CHATHAM — In the wake of vocal opposition to a previous runway approach plan, the airport commission is proposing an alternative that still improves safety but requires fewer private property easements to be taken.
Under the adjusted proposal, easements would likely be required for 18 properties where trees would need to be removed or topped to provide adequate clearance for a new straight-in approach pattern. The previous plan could have resulted in easements being required from 46 properties.
“It seems like a decent compromise,” Commissioner Nancy Patterson said at Monday evening’s meeting. Engineer Matt Caron of Gale Associates, which is preparing the revision to the airport master plan, said the greatest change is on the northern end of the runway, where nine properties are affected.
“We estimate there’s about eight properties and one vacant piece of land out there that would be impacted with tree clearing,” he said. Most of those properties are off Agnes Lane and Old Queen Anne Road, along with a parcel between the northern end of the runway and a cranberry bog. Another nine parcels would be affected on the south end of the runway, including three homes and six commercial buildings, mostly off George Ryder Road near Ocean State Job Lot. The obstructions include trees, utility poles and a chimney, though that chimney may have been removed in a recent renovation of that house, Caron said.
Caron said the preferred approach is to remove trees rather than removing the tops, which may kill the tree, “and then create an issue for the homeowner later on.” But it would also be possible for the airport to secure the services of a certified arborist to make that decision on a tree-by-tree basis.
To reduce the impact on the northern approach, which includes properties on Great Hill, the plan calls for only a minimal removal of trees and obstructions to maintain the existing so-called Part 77 approach standards. If these trees and obstructions are not removed, the usable area of the runway would have to be decreased, Caron said.

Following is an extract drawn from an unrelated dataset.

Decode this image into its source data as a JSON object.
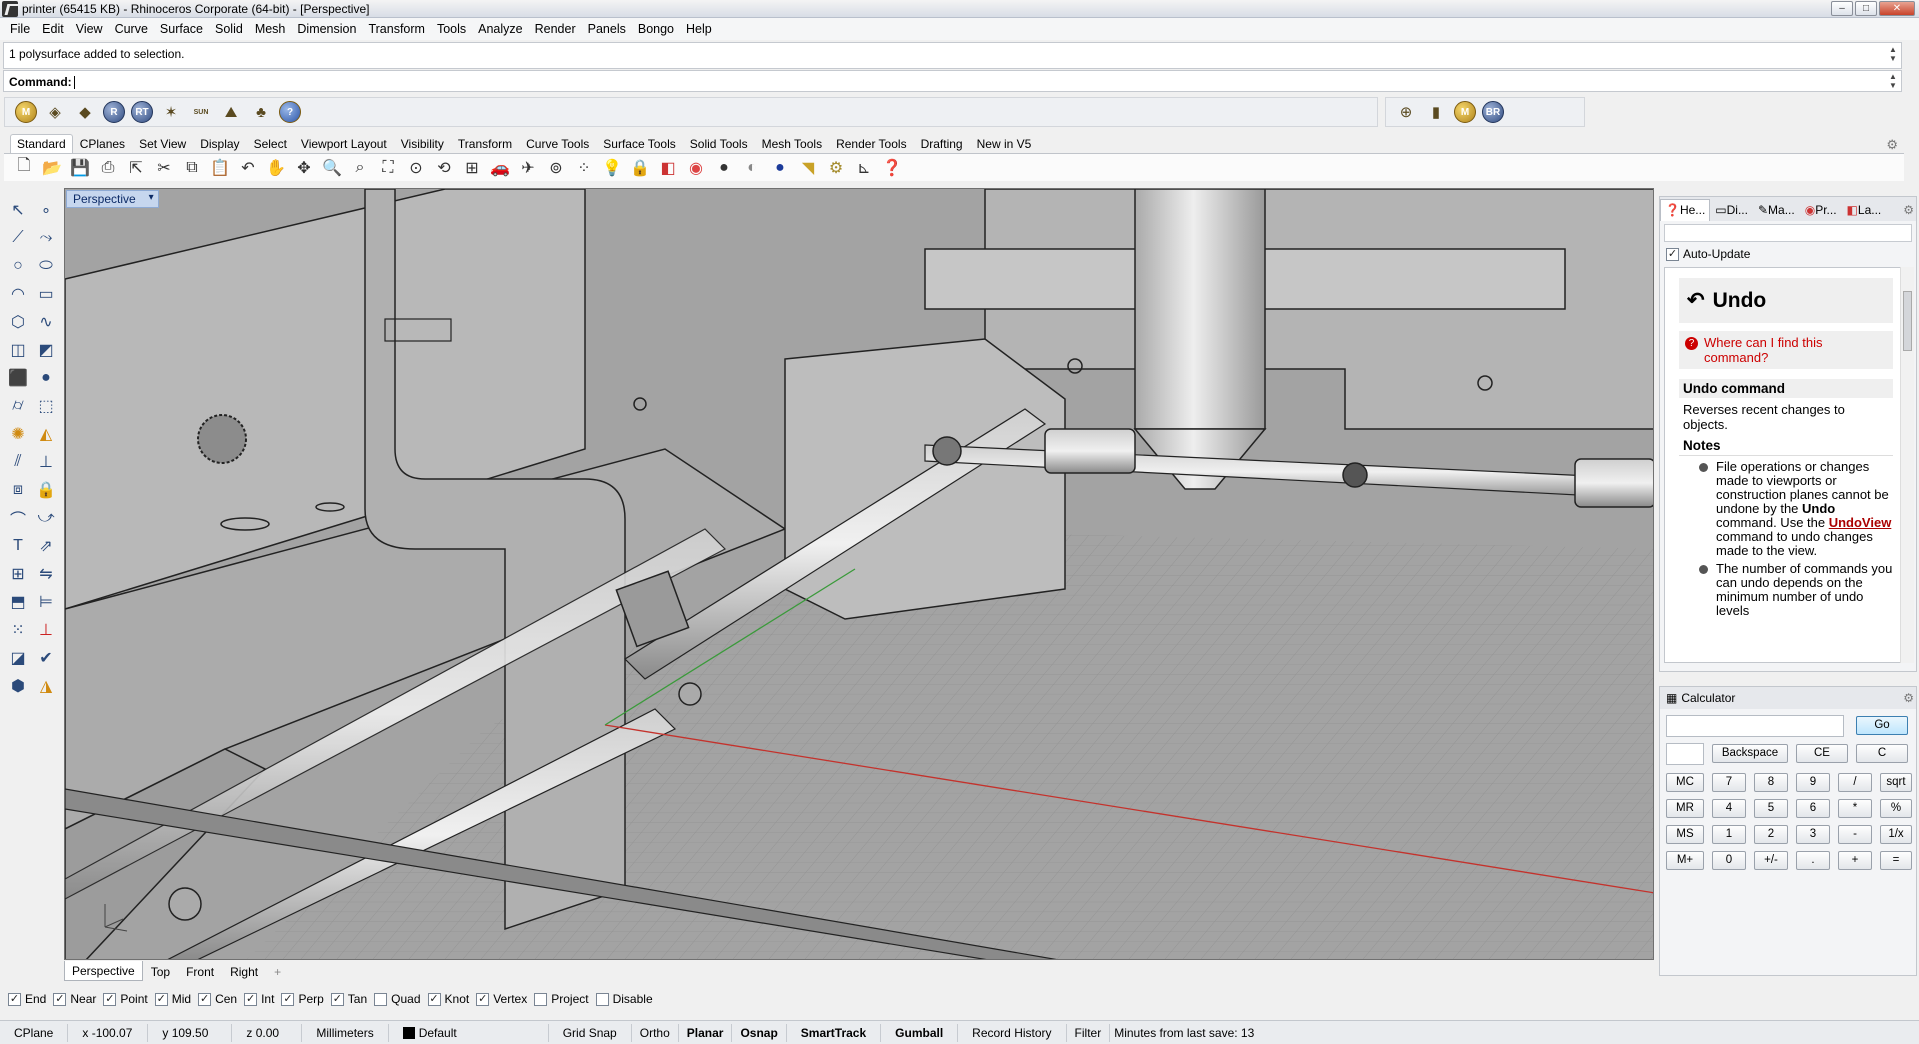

“So in terms of the impacts for the Runway 24 end, it looks to me like there’s minimal impacts, since it’s essentially what we have now,” Commissioner Huntley Harrison said.
On the other side of the runway, the plan calls for improvements to allow a non-precision straight-in instrument approach during poor visibility, but without an earlier provision to provide vertical guidance. Vertically guided approaches are considered safer because they allow pilots to use GPS navigation to follow a steady descent from a considerable distance away from the airport, but they require a larger area of the ground to be free from obstructions.
Pilot Lawrence Lepard said the airport has been around since the 1930s, and he bought his home in town because of it. The current approach signal systems are 50 years old and dangerous, he said. Denying the vertically guided approaches is a mistake, Lepard added. “There is no doubt that this is a more dangerous airport without these approaches,” he said.
Resident Paula Lofgren said her house was built in 1976 “and probably never should’ve been built” because of its proximity to the airport, under a town bylaw designed to protect the airport from obstructions on nearby private property.
“The question is, why did you, the airport commission and the town, allow this to so long go unchecked?” she asked. Someone should have communicated the fact that properties were encroaching on the town’s airport approach zones, she said. And while the compromise plan affects fewer properties, “it’s still 16 easements,” she said.
Harrison said there is some consensus on the airport commission.
“I think we’re going to work as hard as we can to minimize intrusion on people’s properties,” he said, to scattered applause. It remains unclear which properties will need to have trees taken down or topped, and it will take a long time for such plans to be finalized. “If I’m on this committee, I’m going to fight for minimization as much as we can to protect people’s property,” Harrison said.
Resident Tom Wilson said he was hoping to learn more detail about the compromise plan, which was described in a single map included in the commissioners’ meeting packet. The lack of detail translates to a lack of transparency, he said.
“There is an astonishing lack of trust in this room,” he said.
Resident Katie Buckley, a recently retired Southwest Airlines captain who grew up in Chatham, said she has seen emails and hand-outs circulated by airport critics. “They are so erroneous, so misleading and so fear-filled, they are dangerous,” she said. New technology is available to improve the safety of landings during low visibility conditions, and “we cannot keep our heads in the sand,” Buckley said.
The airport commission took no action on the compromise proposal.